At its fourth meeting (April 4, 2005) the FACB was given a detailed report on the results of the “We’re Texas” capital campaign by Vice President and CFO Kevin Hegarty and Rick Eason, the new vice president for development. Eason gave hints about possible future directions for development efforts, but he did not get into specifics. Committee members made a number of suggestions for Eason to consider, among them the following two: (a) that greater emphasis be placed on raising money for graduate fellowships and (b) that faculty be invited to play a more active role in the development enterprise, especially after a potential donor has been identified and the University is attempting to convince him or her of a gift’s concrete impact at the department or program level. Eason seemed quite amenable to both suggestions, although he stressed the difficulty of selling donors on the value (in particular, the PR value for the donor) of graduate fellowships.
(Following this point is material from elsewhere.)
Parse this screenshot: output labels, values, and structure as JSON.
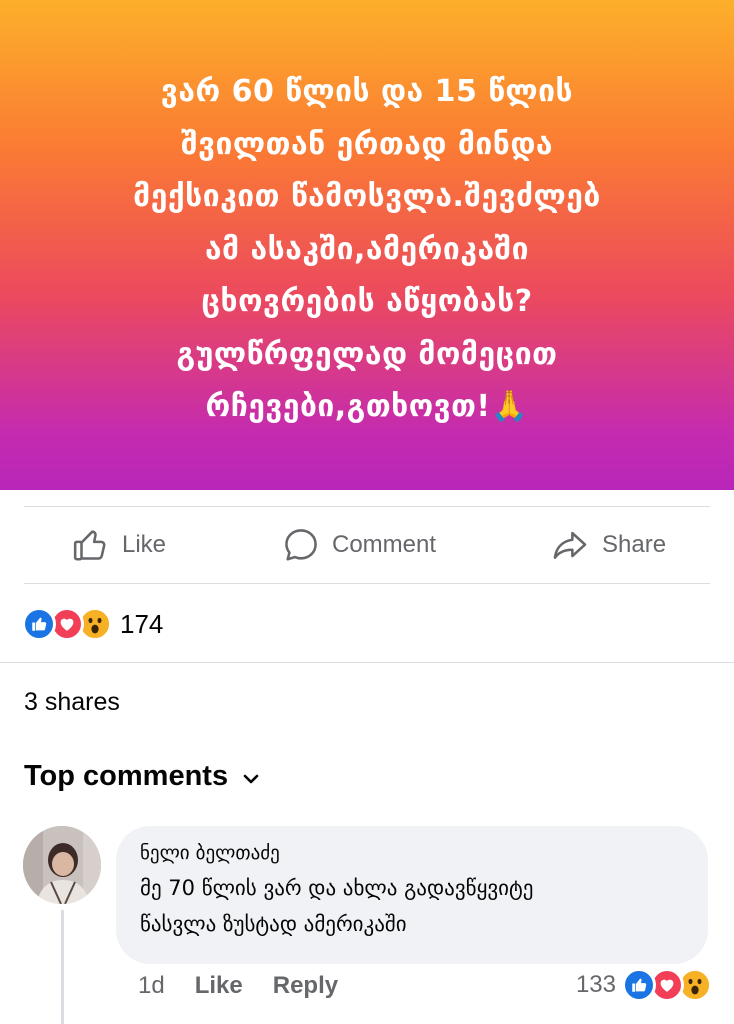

The final meeting of the FACB took place on May 16, 2005. The main objective of this meeting was to update the committee on the happenings at the Legislature, which was at the time of the meeting approaching conference committee deliberation of a number of bills that relate directly to higher education budgets. A couple of other matters were discussed at some length. The first pertained to a strategy for maintaining a salary balance among a department’s “elite” faculty (i.e., those most vulnerable to outside offers from prestigious institutions) by allowing salary adjustments to be made for such individuals at the time when a new faculty member of the same stature is hired at a higher salary. The provost would oversee a pool of funds that could aid a department in forestalling attacks on its star faculty by preemptive salary adjustments in the circumstances indicated (rationale: it makes little sense to hire National Academy member X if Nobel Laureate Y and MacArthur Fellow Z are lost in the process). The committee was sympathetic to this proposal, at the same time expressing hope that a mechanism could be found to address the broader issue of salary compression. The committee also discussed the merits of doing some raises for 2005-06 on a deferred basis (say, doing staff raises in the fall, faculty raises in the spring) if the outcome of the legislative session leaves the University with a greater than anticipated budgetary shortfall. Steve Monti explained how the deferred-raise strategy would help to relieve certain budgetary pressures. Again, the committee was supportive of doing this if circumstances dictate.


Bruce Palka, chair